There are other things by her on display as well:-


Highpoint 1

We had lunch in Highpoint 1 Рa great treat because it is the subject of so much of the literature of early modernism in England, still with a strong atmosphere of émigré life, but hard to comprehend without going up in the wire cage lift and seeing the way the windows concertina inwards to see across the tennis courts to distant vistas of Hampstead Heath:-


Planning Reform

Several people have asked me if the decision on the Whitechapel Bell Foundry would have been any different if Michael Gove had been Secretary of State instead of Robert Jenrick, who seemed notably ineffectual, if not totally incompetent. What four years of fighting for the preservation of the Bell Foundry taught me is:-

1. The statutory authorities (ie Historic England) are inclined to be arrogant and complacent. Once a decision had been made by a junior official to support redevelopment of the building as a hotel (the authorities are in bed with the developers), the door was closed on any discussion as to whether or not this was the correct advice and everything became very adversarial and long-drawn out to no-one’s benefit.

2. Historic England comes under the Department for Culture, whereas housing and development come under the Ministry of Housing, so they don’t appear to speak to one another, whereas surely the key to good new development is that it is done alongside and in sympathy with the old in a creative way. Historic England could be moved to the Ministry of Housing.

3. Key planning decisions are taken by the local authority – in this case Tower Hamlets. The planning committee will consist of two or three local councillors making big decisions which affect the future of whole areas, as in the development of Spitalfields and Brick Lane, without any sense of the overall rationale or direction of travel. This is surely pretty bonkers, all of it unstrategic, ill-informed and purely reactive.

4. Just liberating planning controls as Jenrick proposed doesn’t feel like the right answer because it produces swathes of characterless new volume house-building across the green fields of southern England, and doesn’t solve the problem of how to produce – and subsidise – imaginative new building development in the north.

5. So, what is the answer ?

6. Having just listened to Ellis Woodman, the Director of the Architecture Foundation, talk about what should happen on the Open City podcast, I think Gove should invite the Architecture Foundation to come up with imaginative proposals. At speed. The issues need fresh thinking.


Eamonn McCabe

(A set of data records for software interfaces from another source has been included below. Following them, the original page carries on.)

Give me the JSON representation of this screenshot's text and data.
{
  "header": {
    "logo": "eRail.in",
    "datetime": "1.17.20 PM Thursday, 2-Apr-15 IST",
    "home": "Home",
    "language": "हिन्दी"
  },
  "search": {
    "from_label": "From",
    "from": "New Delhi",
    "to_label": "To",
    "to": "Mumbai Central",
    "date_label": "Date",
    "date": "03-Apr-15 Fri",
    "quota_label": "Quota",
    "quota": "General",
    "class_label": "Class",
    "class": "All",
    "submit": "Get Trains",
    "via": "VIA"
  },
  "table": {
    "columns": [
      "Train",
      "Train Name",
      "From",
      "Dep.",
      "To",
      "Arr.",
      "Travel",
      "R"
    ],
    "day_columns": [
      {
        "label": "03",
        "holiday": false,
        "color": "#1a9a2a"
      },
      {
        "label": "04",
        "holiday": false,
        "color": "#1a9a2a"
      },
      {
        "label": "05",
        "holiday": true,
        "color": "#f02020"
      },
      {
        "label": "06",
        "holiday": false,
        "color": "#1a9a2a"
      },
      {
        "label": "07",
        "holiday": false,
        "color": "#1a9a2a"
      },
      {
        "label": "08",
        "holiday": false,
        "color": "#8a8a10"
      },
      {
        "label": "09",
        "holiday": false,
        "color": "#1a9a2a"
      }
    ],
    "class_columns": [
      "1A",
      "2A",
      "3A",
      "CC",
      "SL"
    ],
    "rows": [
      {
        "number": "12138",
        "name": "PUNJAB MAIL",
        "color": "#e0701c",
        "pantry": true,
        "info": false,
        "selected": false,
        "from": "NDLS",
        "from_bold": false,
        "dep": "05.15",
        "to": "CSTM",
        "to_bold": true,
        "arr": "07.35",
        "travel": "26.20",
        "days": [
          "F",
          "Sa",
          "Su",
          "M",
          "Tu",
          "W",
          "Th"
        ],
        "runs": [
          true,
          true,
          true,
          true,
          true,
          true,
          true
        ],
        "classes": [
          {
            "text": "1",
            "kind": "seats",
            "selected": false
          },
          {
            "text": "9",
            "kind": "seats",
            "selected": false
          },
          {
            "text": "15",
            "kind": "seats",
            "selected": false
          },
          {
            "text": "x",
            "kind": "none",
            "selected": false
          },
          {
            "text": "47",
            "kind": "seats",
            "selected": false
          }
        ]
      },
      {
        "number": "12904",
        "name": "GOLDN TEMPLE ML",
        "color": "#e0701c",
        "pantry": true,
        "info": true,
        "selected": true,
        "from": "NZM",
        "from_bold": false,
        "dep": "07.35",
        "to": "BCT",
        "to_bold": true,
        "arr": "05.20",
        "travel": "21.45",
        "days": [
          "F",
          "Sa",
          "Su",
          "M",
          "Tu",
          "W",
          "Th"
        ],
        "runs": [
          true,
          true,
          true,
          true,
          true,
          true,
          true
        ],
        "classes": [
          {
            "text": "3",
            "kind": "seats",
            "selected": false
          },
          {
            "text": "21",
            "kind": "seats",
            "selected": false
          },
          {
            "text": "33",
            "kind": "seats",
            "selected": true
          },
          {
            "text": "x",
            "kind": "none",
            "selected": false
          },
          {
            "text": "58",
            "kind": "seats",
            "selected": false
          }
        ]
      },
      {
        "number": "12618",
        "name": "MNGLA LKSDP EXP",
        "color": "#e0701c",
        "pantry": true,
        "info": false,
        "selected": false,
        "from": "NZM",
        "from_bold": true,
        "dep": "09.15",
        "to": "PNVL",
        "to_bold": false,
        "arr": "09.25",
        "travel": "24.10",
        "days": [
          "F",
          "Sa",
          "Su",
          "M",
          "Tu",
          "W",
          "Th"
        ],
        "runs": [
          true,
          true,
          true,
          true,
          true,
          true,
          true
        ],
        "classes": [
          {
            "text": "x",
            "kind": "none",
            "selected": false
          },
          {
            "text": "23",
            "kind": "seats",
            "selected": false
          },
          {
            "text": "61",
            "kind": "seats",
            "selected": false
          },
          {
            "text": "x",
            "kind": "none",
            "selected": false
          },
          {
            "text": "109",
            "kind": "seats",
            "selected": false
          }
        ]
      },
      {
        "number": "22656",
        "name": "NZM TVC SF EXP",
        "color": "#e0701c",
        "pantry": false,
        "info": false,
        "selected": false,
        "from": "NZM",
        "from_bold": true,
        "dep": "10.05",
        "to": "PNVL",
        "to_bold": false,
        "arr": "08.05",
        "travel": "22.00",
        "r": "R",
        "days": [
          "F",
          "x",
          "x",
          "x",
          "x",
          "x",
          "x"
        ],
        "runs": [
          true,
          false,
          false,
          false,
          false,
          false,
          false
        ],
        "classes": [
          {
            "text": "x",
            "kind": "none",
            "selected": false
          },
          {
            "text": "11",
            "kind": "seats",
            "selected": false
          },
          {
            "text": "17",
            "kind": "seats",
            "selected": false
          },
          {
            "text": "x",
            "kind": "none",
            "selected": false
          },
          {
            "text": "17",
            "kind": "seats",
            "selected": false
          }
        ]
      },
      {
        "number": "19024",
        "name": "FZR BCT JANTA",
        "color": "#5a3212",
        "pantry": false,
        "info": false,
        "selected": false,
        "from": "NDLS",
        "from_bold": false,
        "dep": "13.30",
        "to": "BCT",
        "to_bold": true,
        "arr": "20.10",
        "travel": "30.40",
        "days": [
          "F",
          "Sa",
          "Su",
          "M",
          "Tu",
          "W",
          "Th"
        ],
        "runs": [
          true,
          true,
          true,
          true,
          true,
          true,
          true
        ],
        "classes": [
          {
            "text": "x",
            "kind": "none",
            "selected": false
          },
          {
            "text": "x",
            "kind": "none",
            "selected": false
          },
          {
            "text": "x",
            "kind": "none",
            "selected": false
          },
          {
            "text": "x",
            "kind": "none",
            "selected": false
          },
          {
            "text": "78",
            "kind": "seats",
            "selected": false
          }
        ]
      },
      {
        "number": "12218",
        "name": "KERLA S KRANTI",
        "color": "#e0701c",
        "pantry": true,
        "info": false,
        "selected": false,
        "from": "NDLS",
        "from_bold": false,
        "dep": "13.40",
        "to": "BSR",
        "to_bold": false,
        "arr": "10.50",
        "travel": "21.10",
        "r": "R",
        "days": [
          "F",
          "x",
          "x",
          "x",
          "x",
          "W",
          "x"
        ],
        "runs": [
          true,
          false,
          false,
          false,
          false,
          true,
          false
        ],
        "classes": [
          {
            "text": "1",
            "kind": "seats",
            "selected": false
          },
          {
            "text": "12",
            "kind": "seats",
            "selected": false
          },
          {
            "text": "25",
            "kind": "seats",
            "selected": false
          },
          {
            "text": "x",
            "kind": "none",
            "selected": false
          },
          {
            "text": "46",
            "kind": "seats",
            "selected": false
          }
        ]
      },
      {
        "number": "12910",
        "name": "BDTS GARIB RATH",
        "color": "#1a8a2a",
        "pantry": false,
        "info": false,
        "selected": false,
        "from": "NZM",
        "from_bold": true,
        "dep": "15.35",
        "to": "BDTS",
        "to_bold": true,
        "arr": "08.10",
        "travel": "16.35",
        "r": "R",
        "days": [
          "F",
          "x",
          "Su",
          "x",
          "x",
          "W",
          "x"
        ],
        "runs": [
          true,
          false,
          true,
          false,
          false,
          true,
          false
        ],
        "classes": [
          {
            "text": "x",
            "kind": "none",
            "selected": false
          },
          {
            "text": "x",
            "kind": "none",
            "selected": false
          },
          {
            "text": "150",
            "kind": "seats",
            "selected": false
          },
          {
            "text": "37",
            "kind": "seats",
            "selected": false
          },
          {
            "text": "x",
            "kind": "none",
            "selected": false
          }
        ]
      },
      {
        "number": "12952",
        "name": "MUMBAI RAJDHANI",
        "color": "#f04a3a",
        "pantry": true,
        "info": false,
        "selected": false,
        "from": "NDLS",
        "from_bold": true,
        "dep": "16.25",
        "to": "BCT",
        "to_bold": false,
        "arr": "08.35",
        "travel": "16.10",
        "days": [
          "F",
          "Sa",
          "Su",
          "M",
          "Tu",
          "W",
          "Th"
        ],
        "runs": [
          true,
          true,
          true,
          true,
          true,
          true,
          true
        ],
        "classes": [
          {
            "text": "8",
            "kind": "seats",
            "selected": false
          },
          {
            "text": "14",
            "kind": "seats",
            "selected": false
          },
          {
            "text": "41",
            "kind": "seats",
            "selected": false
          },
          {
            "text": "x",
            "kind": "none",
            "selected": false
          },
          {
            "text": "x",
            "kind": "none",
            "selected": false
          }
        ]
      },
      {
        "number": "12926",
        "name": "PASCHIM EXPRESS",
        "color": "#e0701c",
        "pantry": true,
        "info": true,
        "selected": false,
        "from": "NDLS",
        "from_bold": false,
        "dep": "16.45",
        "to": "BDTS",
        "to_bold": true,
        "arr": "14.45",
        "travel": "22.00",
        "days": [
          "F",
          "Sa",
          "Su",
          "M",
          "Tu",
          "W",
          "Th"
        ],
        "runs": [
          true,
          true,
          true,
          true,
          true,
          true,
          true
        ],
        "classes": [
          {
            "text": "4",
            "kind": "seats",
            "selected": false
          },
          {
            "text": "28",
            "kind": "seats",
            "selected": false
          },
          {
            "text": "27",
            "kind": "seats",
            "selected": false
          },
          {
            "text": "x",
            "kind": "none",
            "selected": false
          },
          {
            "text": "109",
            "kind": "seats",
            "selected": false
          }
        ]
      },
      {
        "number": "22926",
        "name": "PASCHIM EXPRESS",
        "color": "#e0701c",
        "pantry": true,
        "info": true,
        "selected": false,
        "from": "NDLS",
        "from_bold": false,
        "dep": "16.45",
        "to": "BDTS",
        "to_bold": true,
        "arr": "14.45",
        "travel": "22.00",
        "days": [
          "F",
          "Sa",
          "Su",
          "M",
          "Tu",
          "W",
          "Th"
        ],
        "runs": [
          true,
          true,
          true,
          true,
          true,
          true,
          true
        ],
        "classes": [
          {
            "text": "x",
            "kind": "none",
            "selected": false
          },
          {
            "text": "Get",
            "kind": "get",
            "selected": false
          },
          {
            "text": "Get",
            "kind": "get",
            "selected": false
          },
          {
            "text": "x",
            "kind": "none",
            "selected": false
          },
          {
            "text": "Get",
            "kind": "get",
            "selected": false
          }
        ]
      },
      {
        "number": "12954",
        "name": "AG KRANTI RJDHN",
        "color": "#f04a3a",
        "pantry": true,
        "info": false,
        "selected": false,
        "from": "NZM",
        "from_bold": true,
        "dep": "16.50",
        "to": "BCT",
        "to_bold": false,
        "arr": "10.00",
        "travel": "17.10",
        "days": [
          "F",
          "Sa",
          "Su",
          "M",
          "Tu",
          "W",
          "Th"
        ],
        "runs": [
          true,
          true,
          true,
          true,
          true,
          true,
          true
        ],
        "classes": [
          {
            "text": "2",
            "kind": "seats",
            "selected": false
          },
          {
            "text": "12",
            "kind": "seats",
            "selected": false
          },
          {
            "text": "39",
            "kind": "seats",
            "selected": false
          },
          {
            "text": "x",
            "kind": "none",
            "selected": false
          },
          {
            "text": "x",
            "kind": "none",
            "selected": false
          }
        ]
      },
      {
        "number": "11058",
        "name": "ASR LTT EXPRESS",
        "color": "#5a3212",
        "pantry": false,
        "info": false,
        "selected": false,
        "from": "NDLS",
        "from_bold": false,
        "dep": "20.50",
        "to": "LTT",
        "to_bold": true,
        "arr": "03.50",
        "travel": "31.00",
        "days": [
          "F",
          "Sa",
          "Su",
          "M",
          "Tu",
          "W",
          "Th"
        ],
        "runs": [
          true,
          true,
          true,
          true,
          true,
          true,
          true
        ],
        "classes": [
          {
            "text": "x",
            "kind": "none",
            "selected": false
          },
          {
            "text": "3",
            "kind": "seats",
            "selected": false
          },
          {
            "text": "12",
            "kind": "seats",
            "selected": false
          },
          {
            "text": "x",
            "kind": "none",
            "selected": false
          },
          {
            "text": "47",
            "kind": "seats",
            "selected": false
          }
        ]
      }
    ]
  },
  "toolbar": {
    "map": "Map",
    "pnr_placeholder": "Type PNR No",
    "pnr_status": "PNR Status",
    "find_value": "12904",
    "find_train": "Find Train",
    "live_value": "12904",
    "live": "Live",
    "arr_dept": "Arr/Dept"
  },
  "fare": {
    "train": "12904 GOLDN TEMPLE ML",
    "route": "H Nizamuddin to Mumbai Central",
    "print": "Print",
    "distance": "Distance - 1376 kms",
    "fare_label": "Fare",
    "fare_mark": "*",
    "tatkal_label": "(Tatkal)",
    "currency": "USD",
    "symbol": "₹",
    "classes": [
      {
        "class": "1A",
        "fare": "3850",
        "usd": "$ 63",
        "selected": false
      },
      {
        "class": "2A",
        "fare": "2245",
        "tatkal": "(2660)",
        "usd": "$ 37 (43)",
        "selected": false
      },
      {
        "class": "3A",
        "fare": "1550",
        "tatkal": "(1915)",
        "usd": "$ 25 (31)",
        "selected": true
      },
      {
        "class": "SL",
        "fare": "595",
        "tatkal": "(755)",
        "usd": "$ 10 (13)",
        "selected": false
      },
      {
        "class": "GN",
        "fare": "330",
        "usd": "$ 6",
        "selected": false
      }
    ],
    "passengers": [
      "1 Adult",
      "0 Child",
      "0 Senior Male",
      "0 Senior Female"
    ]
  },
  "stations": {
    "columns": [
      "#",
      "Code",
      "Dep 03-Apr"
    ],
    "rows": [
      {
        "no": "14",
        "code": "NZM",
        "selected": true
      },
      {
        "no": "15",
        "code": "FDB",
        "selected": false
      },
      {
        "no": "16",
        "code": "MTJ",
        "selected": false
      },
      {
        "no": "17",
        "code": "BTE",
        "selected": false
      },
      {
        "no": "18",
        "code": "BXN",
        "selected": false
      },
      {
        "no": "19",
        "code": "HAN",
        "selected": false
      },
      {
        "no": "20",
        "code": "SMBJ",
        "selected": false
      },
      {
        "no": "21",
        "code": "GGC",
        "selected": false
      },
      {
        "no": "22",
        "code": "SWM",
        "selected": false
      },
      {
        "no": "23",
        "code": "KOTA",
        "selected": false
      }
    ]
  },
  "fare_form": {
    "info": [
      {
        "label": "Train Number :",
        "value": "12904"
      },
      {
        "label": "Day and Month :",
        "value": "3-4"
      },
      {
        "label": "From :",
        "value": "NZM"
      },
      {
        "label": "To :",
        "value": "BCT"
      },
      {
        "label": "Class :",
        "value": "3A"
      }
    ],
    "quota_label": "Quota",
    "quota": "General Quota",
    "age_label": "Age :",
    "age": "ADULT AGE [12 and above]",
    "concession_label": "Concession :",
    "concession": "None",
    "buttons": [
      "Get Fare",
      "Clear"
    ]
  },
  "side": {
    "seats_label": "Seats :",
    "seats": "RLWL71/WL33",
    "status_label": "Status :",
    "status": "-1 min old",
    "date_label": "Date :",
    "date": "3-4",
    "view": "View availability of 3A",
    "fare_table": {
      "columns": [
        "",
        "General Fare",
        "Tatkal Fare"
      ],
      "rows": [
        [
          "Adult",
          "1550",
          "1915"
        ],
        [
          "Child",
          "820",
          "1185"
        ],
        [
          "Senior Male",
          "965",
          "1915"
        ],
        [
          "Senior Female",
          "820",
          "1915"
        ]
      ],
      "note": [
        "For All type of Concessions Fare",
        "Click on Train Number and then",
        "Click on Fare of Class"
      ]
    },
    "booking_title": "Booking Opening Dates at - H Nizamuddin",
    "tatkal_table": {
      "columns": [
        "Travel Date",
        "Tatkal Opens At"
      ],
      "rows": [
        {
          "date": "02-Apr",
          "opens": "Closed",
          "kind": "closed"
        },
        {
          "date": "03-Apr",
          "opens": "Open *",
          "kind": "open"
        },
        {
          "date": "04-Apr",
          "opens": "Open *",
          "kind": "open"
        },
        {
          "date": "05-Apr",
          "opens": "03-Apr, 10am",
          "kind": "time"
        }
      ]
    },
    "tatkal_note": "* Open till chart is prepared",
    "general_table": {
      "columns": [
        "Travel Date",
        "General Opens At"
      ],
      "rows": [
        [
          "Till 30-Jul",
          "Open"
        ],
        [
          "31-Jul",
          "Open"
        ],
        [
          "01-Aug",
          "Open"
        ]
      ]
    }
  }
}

One of the pleasures of going to Aldeburgh was the fact that the official photographer at the Festival was Eamonn McCabe, one of the best portrait photographers, who used to take a photograph every week for the profile in the Saturday Guardian and whose work is rightly well represented in the National Portrait Gallery. He has kindly allowed me to reproduce the photograph he took of me with a look of relief after I got down from the stage:-



I went to the launch party for the publication of George Saumarez Smith’s beautiful measured drawings of the different aspects of – mainly – classical buildings, done over the last twenty five years since he bought a cloth-bound sketchbook from Cornellisen before travelling in 1996. Of course, this was until recently part of the training of architects, so that, as George describes, they were required to engage with the details of form and proportion: a good discipline for the understanding and appreciation of historic buildings by studying them closely. Published (very handsomely) by Triglyph Books.


Stirling Prize 2021

An interesting choice of shortlist for the Stirling Prize, not least for its inclusion of of Amin Taha’s rough-hewn block in a conservation area of Islington, both traditional in its geometry, but at the same time very handcrafted, with evidence everywhere of its processes of construction. Its inclusion is odd because it was finished some time ago, but was then caught up in a planning dispute with Islington Council who wanted it demolished. I like the look of the Windermere Jetty Museum by Carmody Groarke and the beautiful elegance of the Tintagel Castle footbridge by Ney & Partners, a Belgian firm of bridge designers. It doesn’t say anywhere that I can find who picks the shortlist and now who picks the winner, which would be good to know, as it’s not going to be an easy choice.